## Entries shown
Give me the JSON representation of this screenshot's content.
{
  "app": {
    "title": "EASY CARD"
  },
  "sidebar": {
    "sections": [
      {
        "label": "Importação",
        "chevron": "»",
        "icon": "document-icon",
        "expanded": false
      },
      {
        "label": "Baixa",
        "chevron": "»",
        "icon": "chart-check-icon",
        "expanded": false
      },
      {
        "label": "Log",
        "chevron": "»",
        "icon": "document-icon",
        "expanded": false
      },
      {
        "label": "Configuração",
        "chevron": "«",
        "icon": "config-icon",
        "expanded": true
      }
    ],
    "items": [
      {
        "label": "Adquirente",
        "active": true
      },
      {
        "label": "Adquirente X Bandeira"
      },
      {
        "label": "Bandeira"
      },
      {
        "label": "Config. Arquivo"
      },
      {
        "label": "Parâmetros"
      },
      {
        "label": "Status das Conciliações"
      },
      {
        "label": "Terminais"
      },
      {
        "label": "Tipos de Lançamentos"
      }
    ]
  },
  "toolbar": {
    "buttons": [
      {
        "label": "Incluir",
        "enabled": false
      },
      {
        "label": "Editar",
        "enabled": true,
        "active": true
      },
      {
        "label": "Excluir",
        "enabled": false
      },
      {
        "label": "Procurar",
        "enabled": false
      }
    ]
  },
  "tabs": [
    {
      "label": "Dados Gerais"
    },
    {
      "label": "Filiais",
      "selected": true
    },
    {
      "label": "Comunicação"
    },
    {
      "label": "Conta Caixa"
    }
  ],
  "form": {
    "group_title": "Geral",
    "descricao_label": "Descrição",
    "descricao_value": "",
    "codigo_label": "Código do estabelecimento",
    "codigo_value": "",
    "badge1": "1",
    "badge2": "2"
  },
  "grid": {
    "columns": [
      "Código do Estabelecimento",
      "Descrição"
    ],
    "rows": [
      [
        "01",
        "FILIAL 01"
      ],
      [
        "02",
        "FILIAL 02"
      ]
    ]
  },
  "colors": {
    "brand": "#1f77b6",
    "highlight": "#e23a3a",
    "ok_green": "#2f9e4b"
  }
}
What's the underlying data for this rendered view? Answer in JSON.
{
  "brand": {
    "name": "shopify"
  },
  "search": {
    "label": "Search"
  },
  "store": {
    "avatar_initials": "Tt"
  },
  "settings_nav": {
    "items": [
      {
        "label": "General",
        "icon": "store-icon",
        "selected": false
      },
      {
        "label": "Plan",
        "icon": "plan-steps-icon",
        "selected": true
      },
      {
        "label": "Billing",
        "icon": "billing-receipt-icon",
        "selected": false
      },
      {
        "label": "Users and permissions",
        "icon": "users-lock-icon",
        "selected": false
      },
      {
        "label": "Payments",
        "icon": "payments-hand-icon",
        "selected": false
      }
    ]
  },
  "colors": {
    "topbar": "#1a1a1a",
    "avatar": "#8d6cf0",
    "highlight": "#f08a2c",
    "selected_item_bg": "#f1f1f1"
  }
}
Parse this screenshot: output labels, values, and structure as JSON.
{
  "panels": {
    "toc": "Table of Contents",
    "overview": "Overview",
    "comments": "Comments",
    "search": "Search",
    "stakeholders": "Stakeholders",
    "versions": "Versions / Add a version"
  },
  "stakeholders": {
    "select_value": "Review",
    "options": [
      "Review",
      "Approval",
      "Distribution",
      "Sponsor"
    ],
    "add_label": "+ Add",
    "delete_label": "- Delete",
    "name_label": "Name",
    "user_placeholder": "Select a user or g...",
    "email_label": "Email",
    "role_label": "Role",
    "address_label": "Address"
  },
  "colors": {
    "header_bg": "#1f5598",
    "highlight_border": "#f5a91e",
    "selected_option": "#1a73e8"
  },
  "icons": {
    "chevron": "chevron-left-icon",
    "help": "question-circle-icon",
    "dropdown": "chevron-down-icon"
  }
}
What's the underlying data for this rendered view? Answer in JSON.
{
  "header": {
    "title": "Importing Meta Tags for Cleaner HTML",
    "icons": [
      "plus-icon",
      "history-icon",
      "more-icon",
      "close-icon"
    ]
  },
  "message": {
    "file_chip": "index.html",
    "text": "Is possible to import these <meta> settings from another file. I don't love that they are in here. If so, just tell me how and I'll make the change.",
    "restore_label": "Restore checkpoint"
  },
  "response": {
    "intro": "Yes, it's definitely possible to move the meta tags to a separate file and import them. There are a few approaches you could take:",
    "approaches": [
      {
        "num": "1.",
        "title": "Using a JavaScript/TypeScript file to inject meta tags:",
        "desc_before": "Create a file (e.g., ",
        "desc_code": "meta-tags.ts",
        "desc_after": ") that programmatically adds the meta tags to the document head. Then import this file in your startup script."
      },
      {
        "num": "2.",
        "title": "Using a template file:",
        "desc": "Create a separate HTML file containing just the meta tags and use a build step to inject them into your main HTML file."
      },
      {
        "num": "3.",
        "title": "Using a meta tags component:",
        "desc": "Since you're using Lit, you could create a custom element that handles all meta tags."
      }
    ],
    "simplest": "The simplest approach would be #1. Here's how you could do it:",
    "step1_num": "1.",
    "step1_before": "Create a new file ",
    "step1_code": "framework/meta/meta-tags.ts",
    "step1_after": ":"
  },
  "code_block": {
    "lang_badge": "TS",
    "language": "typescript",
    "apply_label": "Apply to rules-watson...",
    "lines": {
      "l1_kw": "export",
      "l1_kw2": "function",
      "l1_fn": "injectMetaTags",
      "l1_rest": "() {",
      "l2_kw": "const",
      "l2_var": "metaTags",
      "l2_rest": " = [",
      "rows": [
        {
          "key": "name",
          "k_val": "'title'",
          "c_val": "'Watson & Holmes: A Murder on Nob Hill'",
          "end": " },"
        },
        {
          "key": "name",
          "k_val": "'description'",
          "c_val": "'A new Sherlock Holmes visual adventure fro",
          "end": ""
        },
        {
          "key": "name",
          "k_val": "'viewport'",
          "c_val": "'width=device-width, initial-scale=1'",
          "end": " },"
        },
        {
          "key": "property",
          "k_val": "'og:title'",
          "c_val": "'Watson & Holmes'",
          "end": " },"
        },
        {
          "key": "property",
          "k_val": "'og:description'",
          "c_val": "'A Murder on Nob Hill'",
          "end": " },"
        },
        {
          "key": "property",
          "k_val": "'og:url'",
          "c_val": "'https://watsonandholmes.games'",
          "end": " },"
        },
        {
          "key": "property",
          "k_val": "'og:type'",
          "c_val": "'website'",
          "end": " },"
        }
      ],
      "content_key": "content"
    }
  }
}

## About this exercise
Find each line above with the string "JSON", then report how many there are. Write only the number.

## Answer section
4